Key theoretical contributions include expanding the explanatory power of travel motivation typologies, enhanced integration of self-determination theory into travel motivation conceptualization and more accurate reflection of the widespread presence of social factors in travel motivations.
Advances in technology and in subsequent guest-related amenities have the potential to improve the guest experience and also increase both guestroom revenues and ancillary…
Advances in technology and in subsequent guest-related amenities have the potential to improve the guest experience and also increase both guestroom revenues and ancillary room revenues. Innovative technologies will be one of the prime differentiators of hotel companies in the twenty-first century. However, it is important for hoteliers to answer questions such as which technology amenities do their guests desire when choosing overnight accommodations? Further, what are the importance levels assigned by guests of these various technology amenities? This study aims to answer the question of how leisure travelers may differ or be similar to business travelers with regard to in-room technology amenities.

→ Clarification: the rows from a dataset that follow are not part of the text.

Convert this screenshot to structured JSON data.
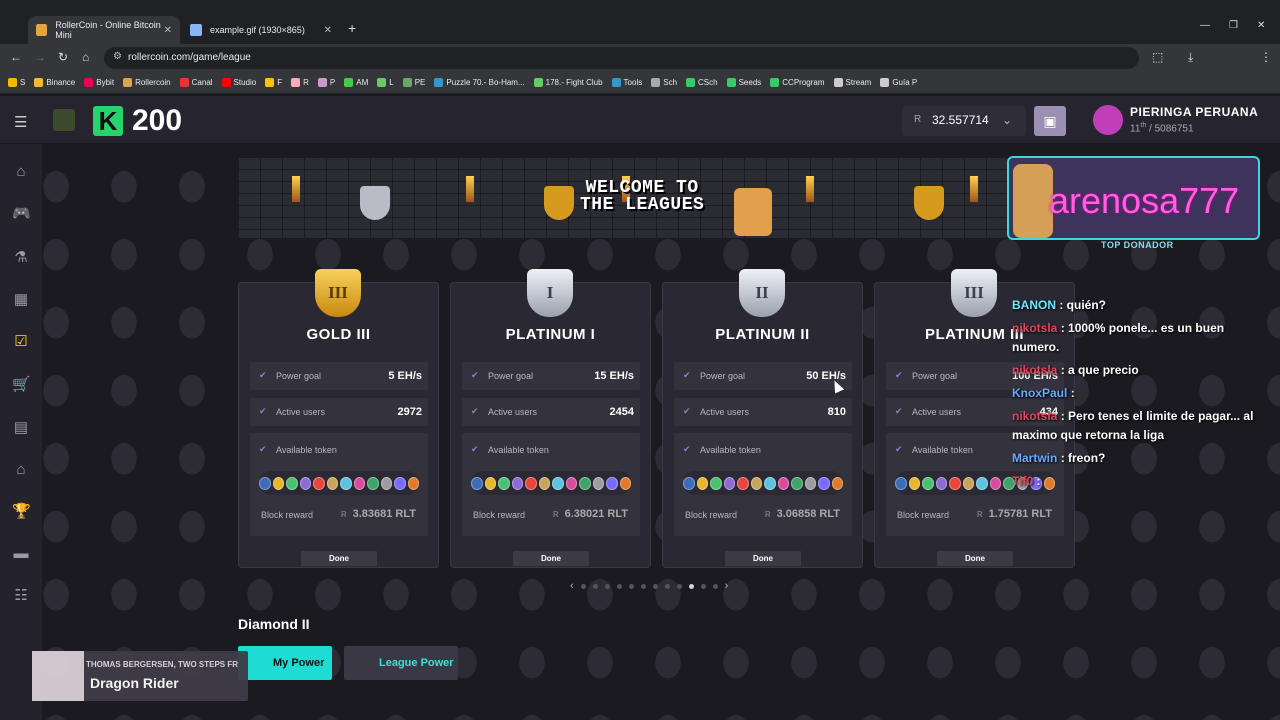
{
  "browser": {
    "tabs": [
      {
        "title": "RollerCoin - Online Bitcoin Mini",
        "active": true
      },
      {
        "title": "example.gif (1930×865)",
        "active": false
      }
    ],
    "url": "rollercoin.com/game/league",
    "bookmarks": [
      "S",
      "Binance",
      "Bybit",
      "Rollercoin",
      "Canal",
      "Studio",
      "F",
      "R",
      "P",
      "AM",
      "L",
      "PE",
      "Puzzle 70.- Bo-Ham...",
      "178.- Fight Club",
      "Tools",
      "Sch",
      "CSch",
      "Seeds",
      "CCProgram",
      "Stream",
      "Guía P"
    ]
  },
  "header": {
    "score": "200",
    "balance": "32.557714",
    "balance_currency": "R",
    "player_name": "PIERINGA PERUANA",
    "player_rank_prefix": "11",
    "player_rank_suffix": "th",
    "player_rank_total": "/ 5086751"
  },
  "banner": {
    "line1": "WELCOME TO",
    "line2": "THE LEAGUES"
  },
  "donor": {
    "name": "arenosa777",
    "label": "TOP DONADOR"
  },
  "leagues": [
    {
      "title": "GOLD III",
      "roman": "III",
      "metal": "gold",
      "power_label": "Power goal",
      "power": "5 EH/s",
      "users_label": "Active users",
      "users": "2972",
      "token_label": "Available token",
      "reward_label": "Block reward",
      "reward": "3.83681 RLT",
      "button": "Done"
    },
    {
      "title": "PLATINUM I",
      "roman": "I",
      "metal": "platinum",
      "power_label": "Power goal",
      "power": "15 EH/s",
      "users_label": "Active users",
      "users": "2454",
      "token_label": "Available token",
      "reward_label": "Block reward",
      "reward": "6.38021 RLT",
      "button": "Done"
    },
    {
      "title": "PLATINUM II",
      "roman": "II",
      "metal": "platinum",
      "power_label": "Power goal",
      "power": "50 EH/s",
      "users_label": "Active users",
      "users": "810",
      "token_label": "Available token",
      "reward_label": "Block reward",
      "reward": "3.06858 RLT",
      "button": "Done"
    },
    {
      "title": "PLATINUM III",
      "roman": "III",
      "metal": "platinum",
      "power_label": "Power goal",
      "power": "100 EH/s",
      "users_label": "Active users",
      "users": "434",
      "token_label": "Available token",
      "reward_label": "Block reward",
      "reward": "1.75781 RLT",
      "button": "Done"
    }
  ],
  "token_colors": [
    "#3d6db8",
    "#e7b62b",
    "#4ac070",
    "#8c6bd8",
    "#e8453c",
    "#c8a45b",
    "#5bc3e0",
    "#d84ca0",
    "#3fa36b",
    "#9d9d9d",
    "#7a6bff",
    "#e07b2e"
  ],
  "pager": {
    "count": 12,
    "active_index": 9
  },
  "section_title": "Diamond II",
  "tabs": {
    "my_power": "My Power",
    "league_power": "League Power"
  },
  "chat": [
    {
      "user": "BANON",
      "msg": ": quién?",
      "cls": "u1"
    },
    {
      "user": "nikotsla",
      "msg": ": 1000% ponele... es un buen numero.",
      "cls": "u2"
    },
    {
      "user": "nikotsla",
      "msg": ": a que precio",
      "cls": "u2"
    },
    {
      "user": "KnoxPaul",
      "msg": ":",
      "cls": "u3"
    },
    {
      "user": "nikotsla",
      "msg": ": Pero tenes el limite de pagar... al maximo que retorna la liga",
      "cls": "u2"
    },
    {
      "user": "Martwin",
      "msg": ": freon?",
      "cls": "u3"
    },
    {
      "user": "Tif0",
      "msg": ":",
      "cls": "u2"
    }
  ],
  "music": {
    "artist": "THOMAS BERGERSEN, TWO STEPS FR",
    "title": "Dragon Rider"
  }
}
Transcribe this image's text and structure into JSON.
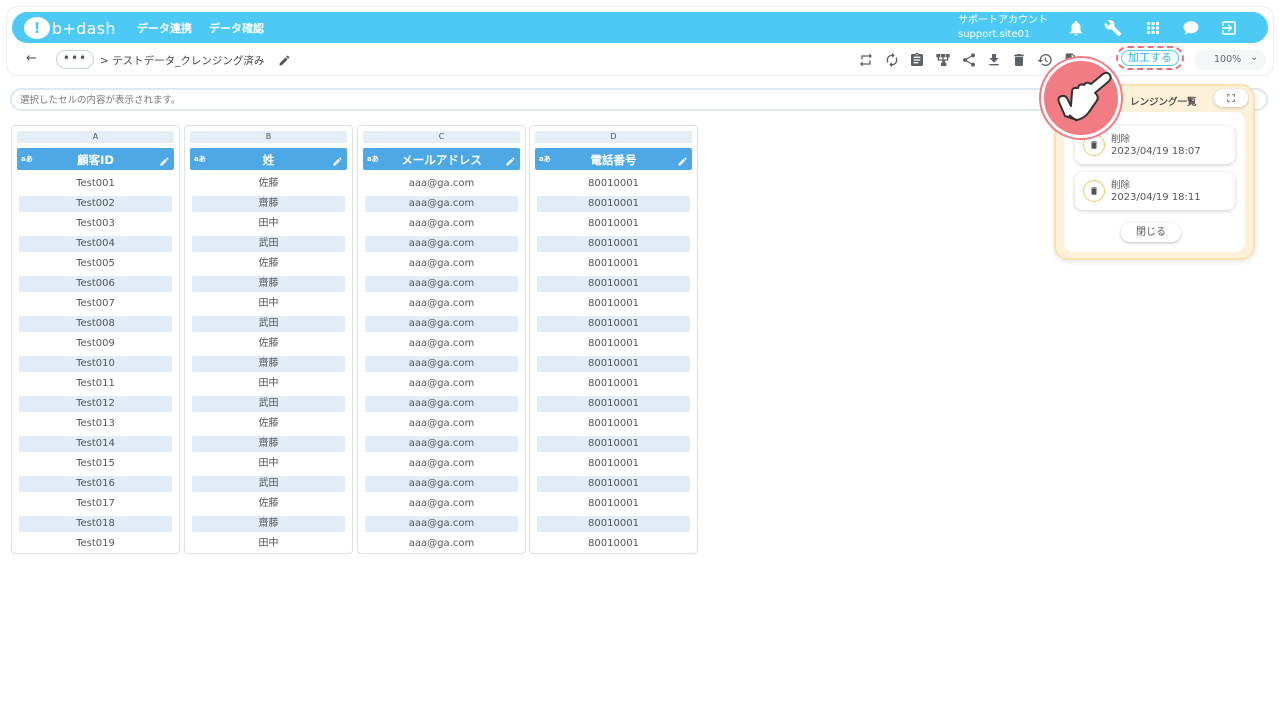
{
  "header": {
    "logo_text": "b+dash",
    "nav": [
      "データ連携",
      "データ確認"
    ],
    "account_name": "サポートアカウント",
    "account_id": "support.site01"
  },
  "breadcrumb": {
    "back_label": "←",
    "more_label": "•••",
    "path": "> テストデータ_クレンジング済み"
  },
  "toolbar": {
    "process_label": "加工する",
    "zoom_value": "100%"
  },
  "cellbar": {
    "placeholder": "選択したセルの内容が表示されます。"
  },
  "columns": [
    {
      "letter": "A",
      "type": "aあ",
      "title": "顧客ID",
      "cells": [
        "Test001",
        "Test002",
        "Test003",
        "Test004",
        "Test005",
        "Test006",
        "Test007",
        "Test008",
        "Test009",
        "Test010",
        "Test011",
        "Test012",
        "Test013",
        "Test014",
        "Test015",
        "Test016",
        "Test017",
        "Test018",
        "Test019"
      ]
    },
    {
      "letter": "B",
      "type": "aあ",
      "title": "姓",
      "cells": [
        "佐藤",
        "齋藤",
        "田中",
        "武田",
        "佐藤",
        "齋藤",
        "田中",
        "武田",
        "佐藤",
        "齋藤",
        "田中",
        "武田",
        "佐藤",
        "齋藤",
        "田中",
        "武田",
        "佐藤",
        "齋藤",
        "田中"
      ]
    },
    {
      "letter": "C",
      "type": "aあ",
      "title": "メールアドレス",
      "cells": [
        "aaa@ga.com",
        "aaa@ga.com",
        "aaa@ga.com",
        "aaa@ga.com",
        "aaa@ga.com",
        "aaa@ga.com",
        "aaa@ga.com",
        "aaa@ga.com",
        "aaa@ga.com",
        "aaa@ga.com",
        "aaa@ga.com",
        "aaa@ga.com",
        "aaa@ga.com",
        "aaa@ga.com",
        "aaa@ga.com",
        "aaa@ga.com",
        "aaa@ga.com",
        "aaa@ga.com",
        "aaa@ga.com"
      ]
    },
    {
      "letter": "D",
      "type": "aあ",
      "title": "電話番号",
      "cells": [
        "80010001",
        "80010001",
        "80010001",
        "80010001",
        "80010001",
        "80010001",
        "80010001",
        "80010001",
        "80010001",
        "80010001",
        "80010001",
        "80010001",
        "80010001",
        "80010001",
        "80010001",
        "80010001",
        "80010001",
        "80010001",
        "80010001"
      ]
    }
  ],
  "panel": {
    "title": "レンジング一覧",
    "history": [
      {
        "label": "削除",
        "time": "2023/04/19 18:07"
      },
      {
        "label": "削除",
        "time": "2023/04/19 18:11"
      }
    ],
    "close_label": "閉じる"
  },
  "colors": {
    "header_bg": "#4ccaf5",
    "column_header_bg": "#4ea8e6",
    "stripe_bg": "#e1ecf7",
    "highlight": "#f06b78",
    "panel_bg": "#fdf1d9"
  }
}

The target population of this study consisted of 2,500 US residents whose email addresses were randomly drawn from a national database company. A series of t-tests and ANOVA were conducted to answer the research questions.
High-speed internet access and guest device connectivity were perceived more important by business travelers than by leisure travelers.

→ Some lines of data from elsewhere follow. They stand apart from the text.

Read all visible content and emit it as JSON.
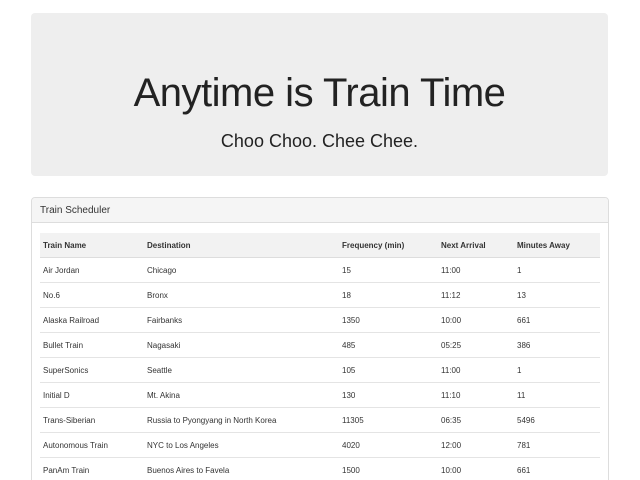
{
  "jumbotron": {
    "title": "Anytime is Train Time",
    "subtitle": "Choo Choo. Chee Chee."
  },
  "panel": {
    "heading": "Train Scheduler"
  },
  "table": {
    "headers": [
      "Train Name",
      "Destination",
      "Frequency (min)",
      "Next Arrival",
      "Minutes Away"
    ],
    "rows": [
      [
        "Air Jordan",
        "Chicago",
        "15",
        "11:00",
        "1"
      ],
      [
        "No.6",
        "Bronx",
        "18",
        "11:12",
        "13"
      ],
      [
        "Alaska Railroad",
        "Fairbanks",
        "1350",
        "10:00",
        "661"
      ],
      [
        "Bullet Train",
        "Nagasaki",
        "485",
        "05:25",
        "386"
      ],
      [
        "SuperSonics",
        "Seattle",
        "105",
        "11:00",
        "1"
      ],
      [
        "Initial D",
        "Mt. Akina",
        "130",
        "11:10",
        "11"
      ],
      [
        "Trans-Siberian",
        "Russia to Pyongyang in North Korea",
        "11305",
        "06:35",
        "5496"
      ],
      [
        "Autonomous Train",
        "NYC to Los Angeles",
        "4020",
        "12:00",
        "781"
      ],
      [
        "PanAm Train",
        "Buenos Aires to Favela",
        "1500",
        "10:00",
        "661"
      ]
    ]
  }
}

Recognizing guests’ technology needs and answering those needs are important for hotel operators to remain competitive. While some segments perceive more value in certain technologies, for others it might be an indifferent amenity.
The amount of time guests spend in their rooms directly correlates to increased revenues from in-room dining, in-room amenities offered and, in general, all pay-for-use products and services such as the internet and movies. Therefore, with the right assortment and offering of technology amenities, hotels will increase their revenues from these ancillary revenues. Moreover, a hotel property with the right mixture of desired in-room amenities and services can charge higher rates for their guestroom sales.
The results of this study provide insights into the changing attitudes toward in-room entertainment technology that many hotel developers should take note of.
Relative to other industries, hospitality organizations tend to be labor intensive, employing large numbers of individuals in hotels, resorts, restaurants, and other…
Relative to other industries, hospitality organizations tend to be labor intensive, employing large numbers of individuals in hotels, resorts, restaurants, and other related enterprises. There has been long-standing debate between the rights of worker personal privacy and the need for employers to know information concerning prospective and current employees. This article presents an evolution of employment relationships in the hospitality industry to demonstrate the complex nature of employment from legal, moral, and ethical perspectives that exists at the current time. It provides discussion of the balance between the rights of individuals and employers’ “need to know” private information to draw conclusions and suggestions for practicing hospitality human resource managers.